The organizers were facing the grim prospect of having to cancel their well-publicized show entirely, when they found a sympathetic bureaucrat in Elliot Teichberg (Demetri Martin), the President of Bethel’s Chamber of Commerce. Quite by coincidence, Elliot already happened to have a valid permit to stage a relatively-modest, annual outdoor concert featuring a few local bands. So, he happily transferred his rights over to promoter Michael Lang (Jonathan Groff) who had over 30 acts booked and ready to go, including such rock and roll greats as Jimi Hendrix, Janis Joplin, The Jefferson Airplane and The Who, to name a few.
In 2007, Elliot published, Taking
So, don’t expect to see any footage of classic performances, because Elliot spends his time here far removed from the music and the limelight. Instead, he’s busy working as a Jack-of-all-trades at the 80-room motel owned by his immigrant parents, Sonia (Imelda Staunton) and Jake (Henry Goodman), Jewish Holocaust survivors. Their dilapidated “resort,” ordinarily one of the least-popular tourist spots in the Borscht Belt, suddenly finds itself filled beyond capacity, despite just being cited for 47 health code violations.

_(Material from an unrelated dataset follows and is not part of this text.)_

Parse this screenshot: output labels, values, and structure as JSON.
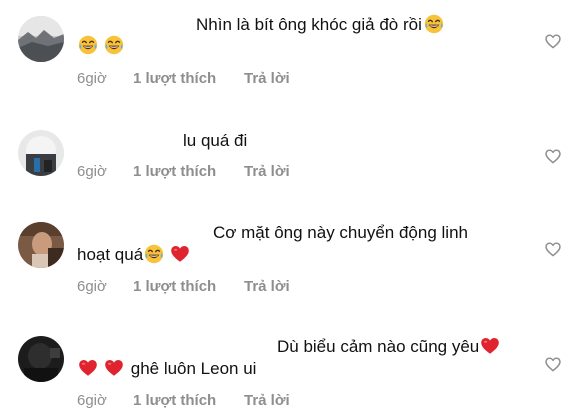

Most of the humorous exchanges which ensue emanate from the stark contrast between the local yokels and the trippy hippies overrunning the region. Elliot’s parents prove particularly hilarious, as they hurl their Yiddish epithets like “Schmuck!” “Schnook!” and “Meshuggah!” while fleecing hippies by charging for tap water and triple-renting rooms. Their avaricious antics are constantly juxtaposed against the specter of laidback flower children exclaiming “Groovy!” while getting stoned and cavorting in the nude.
Curiously, what bubbles to the surface amidst all the weirdness is a poignant picture of Elliot as awkwardly suspended between two equally-wacky, parallel universes, a sensitive soul never quite feeling comfortable in either. For, he’s a homosexual living in the closet. Ang Lee effectively employs iconic
Excellent (4 stars)
Rated R for profanity, sexuality, drug use and graphic nudity.
Running time: 121 minutes
Studio: Universal Studios Home Entertainment
DVD Extras: Feature commentary with Ang Lee and author James Schamus, and a featurette entitled “Peace, Love and Cinema.”